[Source data]
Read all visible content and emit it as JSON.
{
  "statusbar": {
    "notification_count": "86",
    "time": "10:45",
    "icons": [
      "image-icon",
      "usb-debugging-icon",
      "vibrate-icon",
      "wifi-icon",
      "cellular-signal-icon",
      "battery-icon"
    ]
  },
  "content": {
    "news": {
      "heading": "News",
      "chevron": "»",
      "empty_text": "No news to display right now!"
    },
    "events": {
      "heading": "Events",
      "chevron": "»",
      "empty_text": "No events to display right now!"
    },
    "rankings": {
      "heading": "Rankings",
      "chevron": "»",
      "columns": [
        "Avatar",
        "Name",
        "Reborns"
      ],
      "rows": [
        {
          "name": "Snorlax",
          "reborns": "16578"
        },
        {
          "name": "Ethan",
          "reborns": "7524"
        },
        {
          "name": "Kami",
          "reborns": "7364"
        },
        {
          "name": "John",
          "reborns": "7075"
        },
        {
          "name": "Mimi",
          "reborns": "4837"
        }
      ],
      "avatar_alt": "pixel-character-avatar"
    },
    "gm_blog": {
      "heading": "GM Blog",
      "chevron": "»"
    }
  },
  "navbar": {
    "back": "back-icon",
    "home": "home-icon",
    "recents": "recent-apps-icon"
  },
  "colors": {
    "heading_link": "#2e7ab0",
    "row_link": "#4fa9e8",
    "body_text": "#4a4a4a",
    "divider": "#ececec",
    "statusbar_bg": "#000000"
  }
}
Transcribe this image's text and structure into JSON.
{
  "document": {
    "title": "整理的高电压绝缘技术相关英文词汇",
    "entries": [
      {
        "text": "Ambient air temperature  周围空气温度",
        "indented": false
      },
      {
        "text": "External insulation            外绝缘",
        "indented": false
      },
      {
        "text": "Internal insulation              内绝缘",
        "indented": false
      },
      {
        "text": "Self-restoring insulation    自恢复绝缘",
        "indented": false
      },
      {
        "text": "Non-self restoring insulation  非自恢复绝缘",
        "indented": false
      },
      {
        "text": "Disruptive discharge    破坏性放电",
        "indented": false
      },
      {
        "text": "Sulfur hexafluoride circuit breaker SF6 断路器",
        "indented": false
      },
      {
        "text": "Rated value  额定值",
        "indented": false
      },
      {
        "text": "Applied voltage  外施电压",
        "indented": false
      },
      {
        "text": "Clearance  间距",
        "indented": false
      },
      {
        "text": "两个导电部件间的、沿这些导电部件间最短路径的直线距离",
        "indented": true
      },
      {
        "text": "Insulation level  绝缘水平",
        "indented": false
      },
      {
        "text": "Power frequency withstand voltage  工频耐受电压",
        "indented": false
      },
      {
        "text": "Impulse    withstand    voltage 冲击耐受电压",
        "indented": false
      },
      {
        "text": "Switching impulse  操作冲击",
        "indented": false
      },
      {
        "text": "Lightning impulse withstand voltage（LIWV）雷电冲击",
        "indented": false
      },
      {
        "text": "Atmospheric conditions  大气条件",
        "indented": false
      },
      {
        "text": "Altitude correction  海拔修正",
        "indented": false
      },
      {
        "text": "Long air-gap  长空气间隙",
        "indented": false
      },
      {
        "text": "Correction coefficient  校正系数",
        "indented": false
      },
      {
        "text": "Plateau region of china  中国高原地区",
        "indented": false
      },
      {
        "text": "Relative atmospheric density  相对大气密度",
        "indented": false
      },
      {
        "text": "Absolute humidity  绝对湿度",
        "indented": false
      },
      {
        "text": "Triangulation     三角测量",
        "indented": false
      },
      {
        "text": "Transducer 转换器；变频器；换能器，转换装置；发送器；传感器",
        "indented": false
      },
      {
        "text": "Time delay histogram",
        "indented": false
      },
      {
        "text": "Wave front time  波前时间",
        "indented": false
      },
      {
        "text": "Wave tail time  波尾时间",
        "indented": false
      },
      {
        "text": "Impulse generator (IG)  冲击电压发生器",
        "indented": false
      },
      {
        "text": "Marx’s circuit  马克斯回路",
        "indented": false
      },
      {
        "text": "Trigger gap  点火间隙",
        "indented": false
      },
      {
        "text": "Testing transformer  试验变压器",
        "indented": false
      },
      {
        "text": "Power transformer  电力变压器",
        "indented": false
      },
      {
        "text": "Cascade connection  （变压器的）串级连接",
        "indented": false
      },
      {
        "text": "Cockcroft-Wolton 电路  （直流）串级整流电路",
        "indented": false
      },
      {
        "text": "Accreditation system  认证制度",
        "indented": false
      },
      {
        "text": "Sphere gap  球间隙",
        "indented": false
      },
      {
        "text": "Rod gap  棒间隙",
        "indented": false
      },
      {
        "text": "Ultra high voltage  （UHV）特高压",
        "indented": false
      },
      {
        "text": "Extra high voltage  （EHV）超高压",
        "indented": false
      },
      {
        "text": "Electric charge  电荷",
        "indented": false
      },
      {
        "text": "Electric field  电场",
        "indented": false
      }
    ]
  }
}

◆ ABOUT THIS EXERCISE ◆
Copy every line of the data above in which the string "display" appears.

◆ ANSWER ◆
      "empty_text": "No news to display right now!"
      "empty_text": "No events to display right now!"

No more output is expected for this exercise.